Let's finish up our closer look at the MSI A75MA-G55 motherboard with the I/O panel. Then we can get into a more detailed look at the components on the motherboard. The I/O panel is pretty standard for an A75 motherboard. Again, the first thing on there is a legacy PS/2 port. If you read my review of the ASUS A75 motherboard a few weeks back, you know how I feel about that. Remember, of course, that this is my personal opinion. I don't think PS/2 ports are necessary anymore. You may still have legacy equipment. In that case, a PS/2 port would be necessary for you. Well, I would say that an upgrade of keyboard and/or mouse would be necessary for you. Either way, this motherboard only has one port, so one of those peripherals is going to have to be USB.

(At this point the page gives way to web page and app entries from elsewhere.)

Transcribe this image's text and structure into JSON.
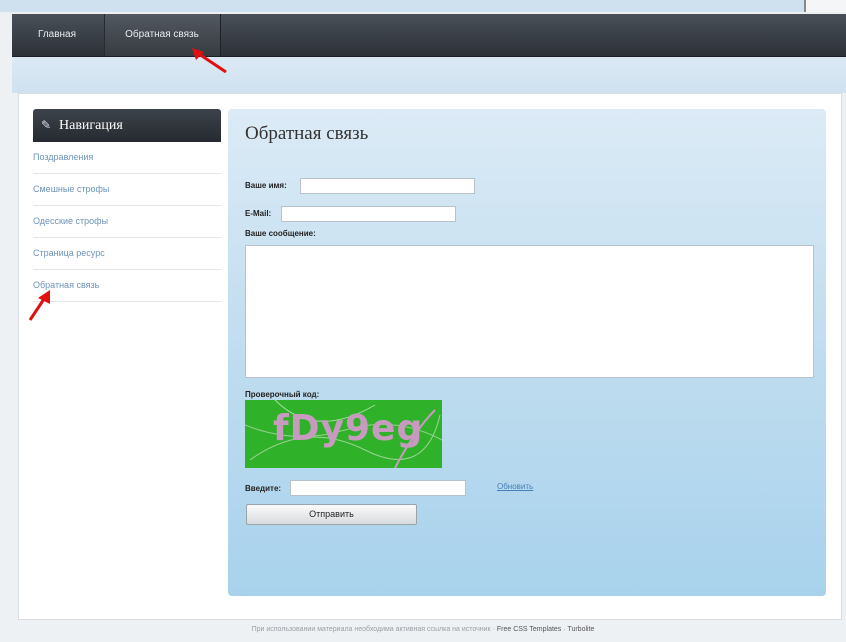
{
  "nav": {
    "home": "Главная",
    "feedback": "Обратная связь"
  },
  "sidebar": {
    "title": "Навигация",
    "icon": "wrench-icon",
    "items": [
      {
        "label": "Поздравления"
      },
      {
        "label": "Смешные стрoфы"
      },
      {
        "label": "Одесские строфы"
      },
      {
        "label": "Страница ресурс"
      },
      {
        "label": "Обратная связь"
      }
    ]
  },
  "form": {
    "heading": "Обратная связь",
    "name_label": "Ваше имя:",
    "name_value": "",
    "email_label": "E-Mail:",
    "email_value": "",
    "message_label": "Ваше сообщение:",
    "message_value": "",
    "captcha_label": "Проверочный код:",
    "captcha_text": "fDy9eg",
    "enter_label": "Введите:",
    "enter_value": "",
    "refresh_link": "Обновить",
    "submit_label": "Отправить"
  },
  "footer": {
    "text": "При использовании материала необходима активная ссылка на источник ·",
    "link1": "Free CSS Templates",
    "link2": "Turbolite"
  },
  "colors": {
    "navbar": "#2c3138",
    "content_bg": "#a8d2ec",
    "sidebar_link": "#6d93b8",
    "captcha_bg": "#2fb22a",
    "arrow": "#e01010"
  }
}
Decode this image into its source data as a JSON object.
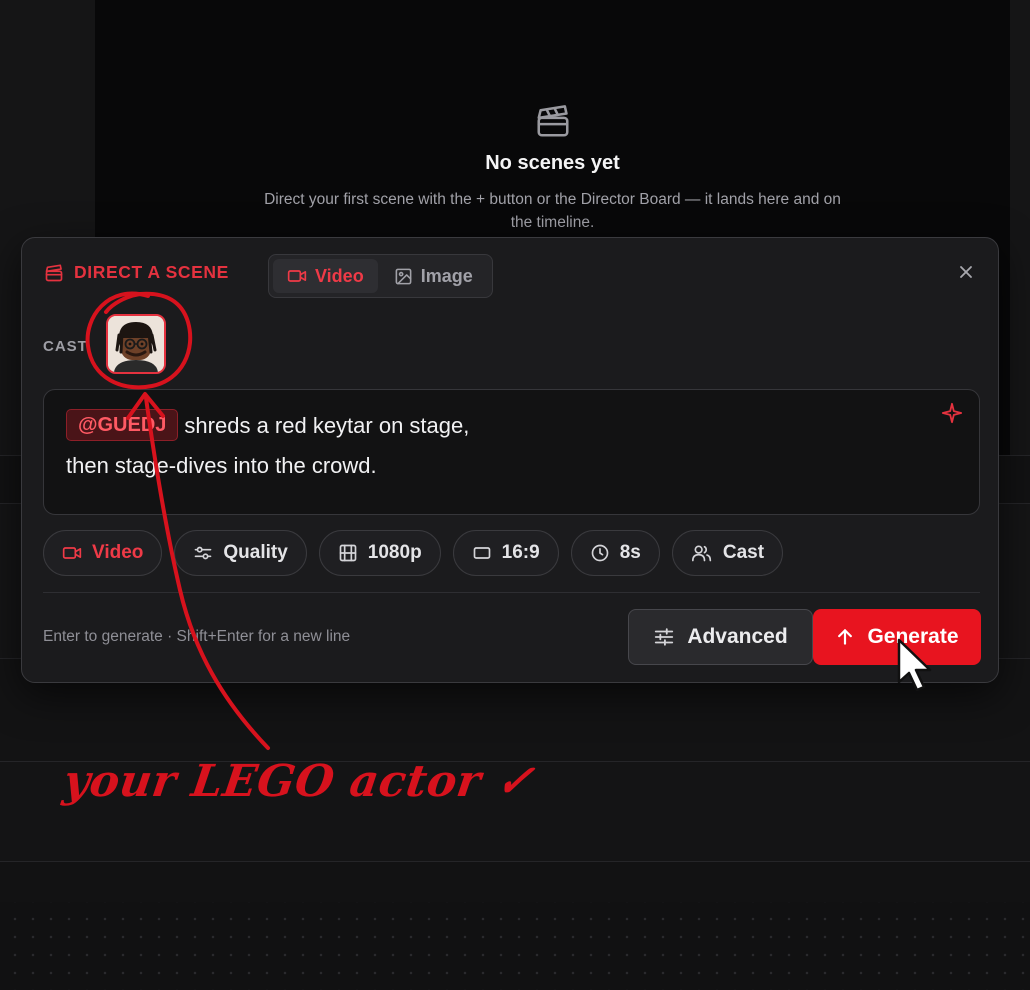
{
  "empty_state": {
    "title": "No scenes yet",
    "description": "Direct your first scene with the + button or the Director Board — it lands here and on the timeline."
  },
  "modal": {
    "title": "DIRECT A SCENE",
    "mode_tabs": [
      {
        "label": "Video",
        "icon": "video-icon",
        "active": true
      },
      {
        "label": "Image",
        "icon": "image-icon",
        "active": false
      }
    ],
    "cast_label": "CAST",
    "cast_member": "@GUEDJ",
    "prompt": {
      "mention": "@GUEDJ",
      "line1": "shreds a red keytar on stage,",
      "line2": "then stage-dives into the crowd."
    },
    "chips": [
      {
        "label": "Video",
        "icon": "video-icon",
        "accent": true
      },
      {
        "label": "Quality",
        "icon": "sliders-icon"
      },
      {
        "label": "1080p",
        "icon": "film-icon"
      },
      {
        "label": "16:9",
        "icon": "aspect-ratio-icon"
      },
      {
        "label": "8s",
        "icon": "clock-icon"
      },
      {
        "label": "Cast",
        "icon": "users-icon"
      }
    ],
    "hint": "Enter to generate · Shift+Enter for a new line",
    "advanced_label": "Advanced",
    "generate_label": "Generate"
  },
  "annotation": {
    "text": "your LEGO actor ✓"
  },
  "colors": {
    "accent": "#e5323f",
    "generate_bg": "#e8141f",
    "modal_bg": "#1b1b1d",
    "annotation": "#d7121d"
  }
}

Under the PS/2 port there are two USB 2.0 ports. Next to that is an HDMI port followed by a D-Sub port on top of a DVI port. Now, I have the same complaint about VGA ports, considering they pass an analog signal, but I have reconsidered. The reason for this is that I use two monitors. Because the DVI port and the HDMI port use the same single, you can't use them both at the same time. Thus, the addition of the analog, VGA port is necessary for those of us that would like to use two monitors with the MSI A75MA-G55 motherboard. Following the video ports is a GbE port powered by the Realtek RTL8111E controller. This sits above another two USB 2.0 ports and beside the two, blue USB 3.0 ports. The I/O panel is rounded out by the six audio jacks powered by the Realtek ALC887 Audio Codec, which supports your 7.1 digital audio. Even though these motherboards are relatively inexpensive, I am glad to see that both ASUS and MSI have included the full six audio ports on their A75 motherboards.
Before I forget, I want to mention that the BIOS on the MSI A75MA-G55 motherboard is your standard, run-of-the-mill BIOS with a single difference. This BIOS has added mouse support. Well, it has 3TB drive support too, but most do now with a flash anyway. Why MSI didn't use a uEFI instead of a BIOS is anybody's guess, but all I have to say is the mouse support is spotty at best and I ended up just using the keyboard to navigate my way through it.